In 1951 at a sale in Paisley, in January, the 72 registered female Friesians averaged £105 10s with the 47 bulls averaging £77 9s.

In 1951 the Wool Marketing Boad increased the price of wool to 5s 10d – it was believed that this price was too high and could not be maintained. A guaranteed price of 4s was seen to be more agreeable to breeders.

In 1955 there was a new record price for an Aberdeen-Angus of 11,500gns for a Newhouse Glamis bull and a new record average was set at £706 10s. Amongst sheep a new British record of £2500 was paid at Lanark for a Blackface ram lamb bred by JM Wilson, Whitehope.

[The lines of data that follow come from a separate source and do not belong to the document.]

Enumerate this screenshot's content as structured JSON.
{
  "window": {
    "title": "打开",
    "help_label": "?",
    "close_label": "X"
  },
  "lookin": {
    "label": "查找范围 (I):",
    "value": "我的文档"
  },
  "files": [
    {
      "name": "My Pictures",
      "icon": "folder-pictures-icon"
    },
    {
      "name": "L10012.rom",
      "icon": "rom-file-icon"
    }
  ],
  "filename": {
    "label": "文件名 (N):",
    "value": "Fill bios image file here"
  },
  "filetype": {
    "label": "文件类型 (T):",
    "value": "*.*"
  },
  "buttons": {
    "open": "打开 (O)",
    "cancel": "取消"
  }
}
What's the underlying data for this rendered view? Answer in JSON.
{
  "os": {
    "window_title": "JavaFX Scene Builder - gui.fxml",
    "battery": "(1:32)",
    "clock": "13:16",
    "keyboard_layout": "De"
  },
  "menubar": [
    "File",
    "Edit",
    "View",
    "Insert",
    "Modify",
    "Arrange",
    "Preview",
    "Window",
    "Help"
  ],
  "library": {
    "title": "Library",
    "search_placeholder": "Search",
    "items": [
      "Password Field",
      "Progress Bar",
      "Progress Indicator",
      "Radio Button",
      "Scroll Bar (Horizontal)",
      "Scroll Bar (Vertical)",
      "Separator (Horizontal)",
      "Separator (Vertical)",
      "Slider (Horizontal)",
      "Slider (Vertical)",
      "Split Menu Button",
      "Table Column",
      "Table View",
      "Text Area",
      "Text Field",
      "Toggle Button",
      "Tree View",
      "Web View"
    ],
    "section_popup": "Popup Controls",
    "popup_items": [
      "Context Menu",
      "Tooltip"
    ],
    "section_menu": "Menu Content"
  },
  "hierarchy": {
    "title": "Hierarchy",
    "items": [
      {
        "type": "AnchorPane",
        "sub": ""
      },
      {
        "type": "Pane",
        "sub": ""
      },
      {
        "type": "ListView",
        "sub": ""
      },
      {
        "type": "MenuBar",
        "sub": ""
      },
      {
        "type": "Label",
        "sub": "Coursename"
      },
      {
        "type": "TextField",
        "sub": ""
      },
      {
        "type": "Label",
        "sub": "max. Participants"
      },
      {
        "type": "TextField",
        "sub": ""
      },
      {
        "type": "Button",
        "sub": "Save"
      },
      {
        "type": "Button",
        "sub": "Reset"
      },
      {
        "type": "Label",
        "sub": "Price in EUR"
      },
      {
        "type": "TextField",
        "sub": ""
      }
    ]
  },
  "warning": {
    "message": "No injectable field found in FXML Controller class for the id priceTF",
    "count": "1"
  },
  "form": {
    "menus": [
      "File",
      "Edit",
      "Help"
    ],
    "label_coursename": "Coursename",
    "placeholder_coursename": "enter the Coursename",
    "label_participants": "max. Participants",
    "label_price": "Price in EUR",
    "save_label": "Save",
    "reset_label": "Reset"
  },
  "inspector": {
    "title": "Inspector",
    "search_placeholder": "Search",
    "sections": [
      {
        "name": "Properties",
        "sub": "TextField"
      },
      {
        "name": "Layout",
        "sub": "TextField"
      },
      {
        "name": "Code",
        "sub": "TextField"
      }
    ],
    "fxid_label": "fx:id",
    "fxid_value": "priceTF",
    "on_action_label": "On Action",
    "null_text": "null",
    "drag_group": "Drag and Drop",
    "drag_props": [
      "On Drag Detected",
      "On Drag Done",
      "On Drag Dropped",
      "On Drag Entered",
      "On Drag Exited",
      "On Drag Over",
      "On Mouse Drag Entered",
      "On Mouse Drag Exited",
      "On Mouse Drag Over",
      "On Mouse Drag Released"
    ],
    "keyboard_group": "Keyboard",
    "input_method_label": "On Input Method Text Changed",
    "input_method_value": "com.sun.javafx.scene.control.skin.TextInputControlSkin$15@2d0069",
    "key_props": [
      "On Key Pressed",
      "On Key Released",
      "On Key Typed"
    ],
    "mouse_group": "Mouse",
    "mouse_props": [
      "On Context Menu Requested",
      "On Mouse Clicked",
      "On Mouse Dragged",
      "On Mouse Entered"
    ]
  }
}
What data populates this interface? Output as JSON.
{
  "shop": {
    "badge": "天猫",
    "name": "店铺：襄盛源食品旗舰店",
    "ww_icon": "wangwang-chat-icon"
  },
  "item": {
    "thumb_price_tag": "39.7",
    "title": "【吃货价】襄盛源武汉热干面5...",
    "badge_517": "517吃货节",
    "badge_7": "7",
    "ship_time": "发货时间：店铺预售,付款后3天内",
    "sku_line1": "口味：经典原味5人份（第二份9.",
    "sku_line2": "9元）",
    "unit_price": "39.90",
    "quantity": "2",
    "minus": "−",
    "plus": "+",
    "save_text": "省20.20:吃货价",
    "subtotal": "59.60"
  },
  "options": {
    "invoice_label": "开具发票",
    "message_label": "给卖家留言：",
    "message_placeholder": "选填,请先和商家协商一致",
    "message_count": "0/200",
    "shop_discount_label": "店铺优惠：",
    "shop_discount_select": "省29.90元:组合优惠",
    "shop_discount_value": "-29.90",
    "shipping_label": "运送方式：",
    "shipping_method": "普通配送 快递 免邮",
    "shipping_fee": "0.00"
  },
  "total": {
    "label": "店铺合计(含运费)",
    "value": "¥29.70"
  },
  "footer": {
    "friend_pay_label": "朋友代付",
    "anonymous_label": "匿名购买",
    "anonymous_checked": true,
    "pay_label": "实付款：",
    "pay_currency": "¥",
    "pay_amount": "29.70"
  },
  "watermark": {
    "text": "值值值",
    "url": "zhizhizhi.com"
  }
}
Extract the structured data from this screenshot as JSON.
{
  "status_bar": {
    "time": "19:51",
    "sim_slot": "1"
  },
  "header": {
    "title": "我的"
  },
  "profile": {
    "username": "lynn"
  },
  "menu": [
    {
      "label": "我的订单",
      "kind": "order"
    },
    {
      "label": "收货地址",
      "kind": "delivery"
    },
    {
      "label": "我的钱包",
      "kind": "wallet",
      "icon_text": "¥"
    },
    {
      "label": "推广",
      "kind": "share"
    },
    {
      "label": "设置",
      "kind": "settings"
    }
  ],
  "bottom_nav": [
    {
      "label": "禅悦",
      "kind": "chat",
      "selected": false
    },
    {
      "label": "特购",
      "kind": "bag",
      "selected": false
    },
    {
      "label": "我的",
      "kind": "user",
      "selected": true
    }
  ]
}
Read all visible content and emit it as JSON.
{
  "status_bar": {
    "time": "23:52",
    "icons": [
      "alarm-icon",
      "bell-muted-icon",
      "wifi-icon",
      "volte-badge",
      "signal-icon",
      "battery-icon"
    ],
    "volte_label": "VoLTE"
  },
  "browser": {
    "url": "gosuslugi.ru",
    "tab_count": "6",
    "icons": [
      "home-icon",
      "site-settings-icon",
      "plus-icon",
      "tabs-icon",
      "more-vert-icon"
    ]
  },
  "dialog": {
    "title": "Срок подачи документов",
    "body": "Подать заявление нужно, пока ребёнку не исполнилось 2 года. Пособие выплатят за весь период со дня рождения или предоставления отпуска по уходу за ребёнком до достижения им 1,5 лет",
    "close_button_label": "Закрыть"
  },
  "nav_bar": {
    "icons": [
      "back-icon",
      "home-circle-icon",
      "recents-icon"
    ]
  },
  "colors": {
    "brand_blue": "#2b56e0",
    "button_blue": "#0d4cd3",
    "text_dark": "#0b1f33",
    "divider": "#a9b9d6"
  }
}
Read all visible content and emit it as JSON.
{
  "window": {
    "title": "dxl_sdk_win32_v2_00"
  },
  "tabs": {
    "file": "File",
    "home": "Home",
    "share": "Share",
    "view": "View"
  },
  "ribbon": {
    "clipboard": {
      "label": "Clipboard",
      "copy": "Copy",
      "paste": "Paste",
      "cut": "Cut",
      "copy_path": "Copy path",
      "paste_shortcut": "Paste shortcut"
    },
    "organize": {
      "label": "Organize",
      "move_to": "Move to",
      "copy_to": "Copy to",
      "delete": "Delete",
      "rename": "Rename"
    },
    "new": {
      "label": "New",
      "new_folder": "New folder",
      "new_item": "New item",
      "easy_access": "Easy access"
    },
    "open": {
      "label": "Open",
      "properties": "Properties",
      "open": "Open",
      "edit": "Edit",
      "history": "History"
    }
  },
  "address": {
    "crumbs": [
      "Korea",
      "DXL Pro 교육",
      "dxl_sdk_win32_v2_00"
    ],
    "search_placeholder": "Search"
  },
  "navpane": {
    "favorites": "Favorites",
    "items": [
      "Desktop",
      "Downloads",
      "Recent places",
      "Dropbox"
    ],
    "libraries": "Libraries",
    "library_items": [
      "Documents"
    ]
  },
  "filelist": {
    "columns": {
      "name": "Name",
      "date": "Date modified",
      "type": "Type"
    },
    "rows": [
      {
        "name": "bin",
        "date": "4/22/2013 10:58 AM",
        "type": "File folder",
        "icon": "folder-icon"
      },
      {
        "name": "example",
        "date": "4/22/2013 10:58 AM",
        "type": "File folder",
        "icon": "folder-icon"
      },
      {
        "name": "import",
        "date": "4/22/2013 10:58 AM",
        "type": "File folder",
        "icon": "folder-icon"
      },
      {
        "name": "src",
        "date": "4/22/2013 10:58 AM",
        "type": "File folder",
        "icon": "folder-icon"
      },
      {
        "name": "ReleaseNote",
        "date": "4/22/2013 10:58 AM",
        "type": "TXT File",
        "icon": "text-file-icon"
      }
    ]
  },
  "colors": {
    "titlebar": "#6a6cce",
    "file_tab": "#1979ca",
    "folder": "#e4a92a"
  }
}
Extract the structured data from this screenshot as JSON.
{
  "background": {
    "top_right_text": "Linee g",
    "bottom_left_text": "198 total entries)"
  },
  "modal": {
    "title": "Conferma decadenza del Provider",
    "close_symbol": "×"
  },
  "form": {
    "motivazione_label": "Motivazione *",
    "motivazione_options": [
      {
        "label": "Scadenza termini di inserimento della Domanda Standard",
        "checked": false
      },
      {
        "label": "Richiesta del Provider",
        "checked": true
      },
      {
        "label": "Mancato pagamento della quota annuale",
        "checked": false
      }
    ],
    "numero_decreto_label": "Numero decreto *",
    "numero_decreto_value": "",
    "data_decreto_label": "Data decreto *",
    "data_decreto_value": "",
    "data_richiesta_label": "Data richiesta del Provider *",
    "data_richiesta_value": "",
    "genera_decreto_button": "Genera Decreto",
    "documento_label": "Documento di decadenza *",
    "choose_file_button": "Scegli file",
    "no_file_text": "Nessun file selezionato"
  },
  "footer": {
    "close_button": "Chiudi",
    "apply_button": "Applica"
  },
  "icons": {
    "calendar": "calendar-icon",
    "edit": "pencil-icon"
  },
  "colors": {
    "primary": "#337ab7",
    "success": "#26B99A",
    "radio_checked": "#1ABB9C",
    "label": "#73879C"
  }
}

Wire strainers could then be purchased for 40s – with postage at 2/3d. The strainers were advertised to need 'no skill' to use and could take an unlimited length of loose wire.

In 1953 eggs were guaranteed that the minimum price would not fall below 3s 6d per dozen.